[[ Provided records, beginning ]]
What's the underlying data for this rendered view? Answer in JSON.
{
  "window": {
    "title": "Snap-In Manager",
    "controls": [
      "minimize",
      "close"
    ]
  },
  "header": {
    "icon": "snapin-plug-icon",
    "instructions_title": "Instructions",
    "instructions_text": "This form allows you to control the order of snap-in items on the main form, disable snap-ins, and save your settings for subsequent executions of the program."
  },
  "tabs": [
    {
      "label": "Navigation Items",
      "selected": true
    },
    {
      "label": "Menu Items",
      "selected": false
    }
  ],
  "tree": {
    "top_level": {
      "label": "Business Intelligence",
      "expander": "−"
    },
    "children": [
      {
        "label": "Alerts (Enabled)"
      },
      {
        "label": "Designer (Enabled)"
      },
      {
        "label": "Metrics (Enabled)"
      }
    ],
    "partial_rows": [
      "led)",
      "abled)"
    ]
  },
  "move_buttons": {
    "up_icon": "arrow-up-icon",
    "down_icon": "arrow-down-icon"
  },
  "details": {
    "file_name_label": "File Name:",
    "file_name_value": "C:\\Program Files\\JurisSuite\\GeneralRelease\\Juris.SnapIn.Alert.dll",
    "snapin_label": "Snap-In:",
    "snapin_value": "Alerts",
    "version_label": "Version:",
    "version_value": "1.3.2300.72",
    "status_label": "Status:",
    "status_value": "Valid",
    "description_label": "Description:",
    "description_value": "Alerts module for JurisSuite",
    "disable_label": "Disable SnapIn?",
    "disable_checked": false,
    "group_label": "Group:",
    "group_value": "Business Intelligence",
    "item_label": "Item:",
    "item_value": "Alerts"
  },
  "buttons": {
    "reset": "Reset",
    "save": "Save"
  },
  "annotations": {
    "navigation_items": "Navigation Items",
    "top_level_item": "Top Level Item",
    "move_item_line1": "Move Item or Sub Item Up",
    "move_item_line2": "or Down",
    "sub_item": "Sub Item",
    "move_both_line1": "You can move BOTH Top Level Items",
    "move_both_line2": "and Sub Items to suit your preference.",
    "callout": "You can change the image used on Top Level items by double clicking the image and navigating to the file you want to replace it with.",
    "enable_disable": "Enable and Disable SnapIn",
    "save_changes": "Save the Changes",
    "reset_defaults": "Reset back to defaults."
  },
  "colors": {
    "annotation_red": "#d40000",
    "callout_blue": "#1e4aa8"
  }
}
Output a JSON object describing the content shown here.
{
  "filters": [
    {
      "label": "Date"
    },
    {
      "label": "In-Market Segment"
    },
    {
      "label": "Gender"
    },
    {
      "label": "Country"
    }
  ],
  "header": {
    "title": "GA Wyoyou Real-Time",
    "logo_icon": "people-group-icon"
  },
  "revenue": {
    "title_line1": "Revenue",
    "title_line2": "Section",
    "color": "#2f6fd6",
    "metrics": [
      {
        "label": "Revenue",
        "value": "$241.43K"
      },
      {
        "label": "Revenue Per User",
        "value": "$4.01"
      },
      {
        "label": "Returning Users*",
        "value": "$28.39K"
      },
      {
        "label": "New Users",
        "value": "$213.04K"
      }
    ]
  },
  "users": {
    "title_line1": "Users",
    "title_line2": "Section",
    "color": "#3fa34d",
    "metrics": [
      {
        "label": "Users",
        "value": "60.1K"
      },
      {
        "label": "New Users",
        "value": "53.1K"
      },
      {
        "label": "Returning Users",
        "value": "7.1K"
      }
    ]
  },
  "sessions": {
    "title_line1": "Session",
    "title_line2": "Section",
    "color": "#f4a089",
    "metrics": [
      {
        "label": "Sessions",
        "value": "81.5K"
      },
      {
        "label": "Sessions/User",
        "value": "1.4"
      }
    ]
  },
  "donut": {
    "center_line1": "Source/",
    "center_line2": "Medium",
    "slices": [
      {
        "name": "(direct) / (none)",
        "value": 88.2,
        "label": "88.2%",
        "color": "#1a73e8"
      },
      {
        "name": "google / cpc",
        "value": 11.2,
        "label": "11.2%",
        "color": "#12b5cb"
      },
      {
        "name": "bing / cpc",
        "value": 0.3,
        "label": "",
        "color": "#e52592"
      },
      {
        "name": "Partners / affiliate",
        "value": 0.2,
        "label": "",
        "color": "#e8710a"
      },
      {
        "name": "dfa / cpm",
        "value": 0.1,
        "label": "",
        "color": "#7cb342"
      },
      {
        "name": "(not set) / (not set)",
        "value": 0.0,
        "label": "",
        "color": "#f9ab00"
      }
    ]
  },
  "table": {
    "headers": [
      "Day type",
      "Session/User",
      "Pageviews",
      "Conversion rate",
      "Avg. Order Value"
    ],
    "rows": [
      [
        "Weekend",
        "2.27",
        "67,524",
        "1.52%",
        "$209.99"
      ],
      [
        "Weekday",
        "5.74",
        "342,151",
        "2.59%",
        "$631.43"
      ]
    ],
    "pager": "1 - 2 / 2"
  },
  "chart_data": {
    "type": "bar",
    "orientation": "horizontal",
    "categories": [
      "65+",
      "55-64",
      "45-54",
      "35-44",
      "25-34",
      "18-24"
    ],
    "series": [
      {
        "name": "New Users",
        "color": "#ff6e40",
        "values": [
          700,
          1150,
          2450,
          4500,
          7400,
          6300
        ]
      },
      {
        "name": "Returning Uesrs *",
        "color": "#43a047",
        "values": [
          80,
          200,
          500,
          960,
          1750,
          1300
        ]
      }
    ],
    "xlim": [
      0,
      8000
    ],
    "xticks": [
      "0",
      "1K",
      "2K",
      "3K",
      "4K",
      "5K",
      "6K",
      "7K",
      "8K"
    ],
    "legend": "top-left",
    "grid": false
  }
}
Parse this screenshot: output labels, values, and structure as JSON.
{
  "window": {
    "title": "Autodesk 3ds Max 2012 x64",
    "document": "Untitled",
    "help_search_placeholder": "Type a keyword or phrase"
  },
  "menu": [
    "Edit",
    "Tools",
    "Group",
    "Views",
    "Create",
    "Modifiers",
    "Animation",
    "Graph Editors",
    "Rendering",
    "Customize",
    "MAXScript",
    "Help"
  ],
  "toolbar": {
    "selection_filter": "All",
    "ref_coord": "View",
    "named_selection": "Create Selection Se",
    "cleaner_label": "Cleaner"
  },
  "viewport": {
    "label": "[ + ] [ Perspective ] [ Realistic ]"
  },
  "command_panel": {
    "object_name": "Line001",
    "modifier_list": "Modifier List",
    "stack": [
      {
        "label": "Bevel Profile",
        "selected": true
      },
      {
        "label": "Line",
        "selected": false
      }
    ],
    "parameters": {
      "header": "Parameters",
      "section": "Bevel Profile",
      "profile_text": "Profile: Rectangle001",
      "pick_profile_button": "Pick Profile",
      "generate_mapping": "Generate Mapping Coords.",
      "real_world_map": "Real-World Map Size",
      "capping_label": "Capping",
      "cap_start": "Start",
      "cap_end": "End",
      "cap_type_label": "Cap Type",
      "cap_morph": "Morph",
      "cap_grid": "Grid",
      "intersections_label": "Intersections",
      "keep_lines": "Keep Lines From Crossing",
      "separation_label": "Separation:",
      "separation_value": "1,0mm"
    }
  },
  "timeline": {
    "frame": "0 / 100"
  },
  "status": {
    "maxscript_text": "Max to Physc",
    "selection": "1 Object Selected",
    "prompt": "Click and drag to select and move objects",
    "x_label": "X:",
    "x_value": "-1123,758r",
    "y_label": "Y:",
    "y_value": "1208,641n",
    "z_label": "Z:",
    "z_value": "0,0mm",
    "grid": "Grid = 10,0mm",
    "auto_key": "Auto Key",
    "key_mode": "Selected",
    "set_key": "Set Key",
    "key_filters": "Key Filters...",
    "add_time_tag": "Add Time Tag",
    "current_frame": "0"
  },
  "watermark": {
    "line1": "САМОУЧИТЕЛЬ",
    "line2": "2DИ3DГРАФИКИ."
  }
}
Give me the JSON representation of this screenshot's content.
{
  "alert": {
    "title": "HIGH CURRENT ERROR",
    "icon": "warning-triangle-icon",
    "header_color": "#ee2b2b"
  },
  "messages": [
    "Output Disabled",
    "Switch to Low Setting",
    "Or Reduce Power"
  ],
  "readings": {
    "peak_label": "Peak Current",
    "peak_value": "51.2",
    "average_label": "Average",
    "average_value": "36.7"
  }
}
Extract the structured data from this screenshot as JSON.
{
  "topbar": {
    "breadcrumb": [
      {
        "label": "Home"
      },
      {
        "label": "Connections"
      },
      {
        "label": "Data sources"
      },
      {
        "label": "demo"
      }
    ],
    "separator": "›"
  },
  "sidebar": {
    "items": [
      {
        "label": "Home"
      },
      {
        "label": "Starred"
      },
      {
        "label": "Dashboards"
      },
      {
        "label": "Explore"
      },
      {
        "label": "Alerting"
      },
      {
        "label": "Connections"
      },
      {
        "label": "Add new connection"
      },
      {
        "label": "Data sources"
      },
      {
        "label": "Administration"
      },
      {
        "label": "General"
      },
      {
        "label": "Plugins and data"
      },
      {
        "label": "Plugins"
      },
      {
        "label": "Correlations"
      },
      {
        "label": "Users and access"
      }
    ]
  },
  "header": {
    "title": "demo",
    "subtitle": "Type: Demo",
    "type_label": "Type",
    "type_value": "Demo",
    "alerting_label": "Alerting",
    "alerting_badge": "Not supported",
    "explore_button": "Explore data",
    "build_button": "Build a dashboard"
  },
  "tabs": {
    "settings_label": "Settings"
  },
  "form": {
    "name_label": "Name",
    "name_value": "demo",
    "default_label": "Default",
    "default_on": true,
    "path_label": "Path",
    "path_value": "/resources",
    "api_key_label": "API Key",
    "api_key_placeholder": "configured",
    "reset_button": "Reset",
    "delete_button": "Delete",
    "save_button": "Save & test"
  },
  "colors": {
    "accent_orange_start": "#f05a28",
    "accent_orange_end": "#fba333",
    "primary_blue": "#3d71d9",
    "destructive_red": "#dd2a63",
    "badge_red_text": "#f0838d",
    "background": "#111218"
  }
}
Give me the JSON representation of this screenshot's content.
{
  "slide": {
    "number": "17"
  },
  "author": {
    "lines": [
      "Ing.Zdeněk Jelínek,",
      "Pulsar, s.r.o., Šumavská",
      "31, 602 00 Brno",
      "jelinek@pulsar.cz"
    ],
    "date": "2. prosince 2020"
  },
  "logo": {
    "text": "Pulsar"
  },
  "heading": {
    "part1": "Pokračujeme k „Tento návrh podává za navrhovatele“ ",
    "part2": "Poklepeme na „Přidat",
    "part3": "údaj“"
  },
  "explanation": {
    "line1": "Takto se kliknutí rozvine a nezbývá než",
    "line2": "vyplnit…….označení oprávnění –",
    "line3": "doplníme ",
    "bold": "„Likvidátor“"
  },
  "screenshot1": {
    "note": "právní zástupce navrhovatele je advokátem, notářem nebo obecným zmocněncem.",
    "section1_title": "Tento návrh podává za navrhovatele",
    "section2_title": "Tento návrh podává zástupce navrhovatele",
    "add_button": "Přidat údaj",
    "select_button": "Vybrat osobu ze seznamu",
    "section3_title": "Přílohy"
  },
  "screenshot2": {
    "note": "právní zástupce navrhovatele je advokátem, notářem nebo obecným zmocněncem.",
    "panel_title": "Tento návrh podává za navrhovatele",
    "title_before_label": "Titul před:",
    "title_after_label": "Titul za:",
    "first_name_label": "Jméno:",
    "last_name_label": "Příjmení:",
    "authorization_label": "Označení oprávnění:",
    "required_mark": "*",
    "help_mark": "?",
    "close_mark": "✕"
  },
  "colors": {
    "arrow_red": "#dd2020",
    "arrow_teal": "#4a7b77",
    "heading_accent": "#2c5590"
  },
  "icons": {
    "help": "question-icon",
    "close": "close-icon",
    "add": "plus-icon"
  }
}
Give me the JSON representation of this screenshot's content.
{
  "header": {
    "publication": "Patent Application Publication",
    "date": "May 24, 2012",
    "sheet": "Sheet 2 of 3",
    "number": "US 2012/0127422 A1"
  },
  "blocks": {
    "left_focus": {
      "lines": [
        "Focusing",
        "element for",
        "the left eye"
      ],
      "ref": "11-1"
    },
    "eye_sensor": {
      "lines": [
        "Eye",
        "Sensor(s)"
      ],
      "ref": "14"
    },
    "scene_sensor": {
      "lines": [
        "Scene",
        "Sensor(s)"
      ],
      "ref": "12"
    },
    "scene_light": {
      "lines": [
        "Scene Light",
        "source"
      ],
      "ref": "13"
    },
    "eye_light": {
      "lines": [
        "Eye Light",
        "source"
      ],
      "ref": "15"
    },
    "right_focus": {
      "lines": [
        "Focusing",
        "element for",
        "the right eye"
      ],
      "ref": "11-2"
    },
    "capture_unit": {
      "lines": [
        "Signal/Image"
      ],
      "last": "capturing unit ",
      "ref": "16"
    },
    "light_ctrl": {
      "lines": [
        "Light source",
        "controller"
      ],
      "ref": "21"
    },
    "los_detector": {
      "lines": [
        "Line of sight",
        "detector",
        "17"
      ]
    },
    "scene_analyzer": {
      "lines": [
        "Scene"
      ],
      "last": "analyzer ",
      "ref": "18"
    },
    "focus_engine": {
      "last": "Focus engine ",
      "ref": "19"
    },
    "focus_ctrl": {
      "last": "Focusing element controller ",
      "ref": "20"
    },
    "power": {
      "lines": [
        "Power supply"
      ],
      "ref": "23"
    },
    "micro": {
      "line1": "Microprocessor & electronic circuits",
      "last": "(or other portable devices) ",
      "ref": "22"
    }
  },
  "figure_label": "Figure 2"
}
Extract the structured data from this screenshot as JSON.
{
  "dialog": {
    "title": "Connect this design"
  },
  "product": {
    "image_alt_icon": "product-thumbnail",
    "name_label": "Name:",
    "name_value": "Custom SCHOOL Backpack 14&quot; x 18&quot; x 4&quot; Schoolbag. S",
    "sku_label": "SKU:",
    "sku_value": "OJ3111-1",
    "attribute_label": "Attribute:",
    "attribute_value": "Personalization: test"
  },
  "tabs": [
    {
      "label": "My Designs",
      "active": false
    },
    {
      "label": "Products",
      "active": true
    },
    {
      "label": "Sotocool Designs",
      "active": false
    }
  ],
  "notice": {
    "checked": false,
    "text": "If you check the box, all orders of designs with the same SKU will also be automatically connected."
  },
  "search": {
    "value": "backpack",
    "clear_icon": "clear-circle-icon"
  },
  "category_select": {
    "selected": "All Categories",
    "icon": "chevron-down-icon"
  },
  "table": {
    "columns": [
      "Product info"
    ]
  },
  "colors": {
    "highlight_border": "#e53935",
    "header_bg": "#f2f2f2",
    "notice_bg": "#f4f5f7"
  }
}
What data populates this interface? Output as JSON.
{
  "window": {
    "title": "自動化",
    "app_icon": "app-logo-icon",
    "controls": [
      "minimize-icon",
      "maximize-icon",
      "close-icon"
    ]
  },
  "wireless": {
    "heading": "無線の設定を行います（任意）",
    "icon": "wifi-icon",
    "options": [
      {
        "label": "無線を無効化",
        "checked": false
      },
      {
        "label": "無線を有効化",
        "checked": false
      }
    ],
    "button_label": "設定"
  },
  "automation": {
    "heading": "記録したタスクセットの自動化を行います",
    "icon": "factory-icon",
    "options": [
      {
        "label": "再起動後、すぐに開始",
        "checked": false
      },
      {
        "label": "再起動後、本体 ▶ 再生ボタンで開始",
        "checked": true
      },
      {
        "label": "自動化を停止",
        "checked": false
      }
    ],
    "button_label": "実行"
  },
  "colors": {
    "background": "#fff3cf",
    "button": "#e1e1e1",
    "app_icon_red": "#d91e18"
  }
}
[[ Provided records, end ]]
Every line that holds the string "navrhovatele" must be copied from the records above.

**Response to the exercise:**
    "part1": "Pokračujeme k „Tento návrh podává za navrhovatele“ ",
    "note": "právní zástupce navrhovatele je advokátem, notářem nebo obecným zmocněncem.",
    "section1_title": "Tento návrh podává za navrhovatele",
    "section2_title": "Tento návrh podává zástupce navrhovatele",
    "note": "právní zástupce navrhovatele je advokátem, notářem nebo obecným zmocněncem.",
    "panel_title": "Tento návrh podává za navrhovatele",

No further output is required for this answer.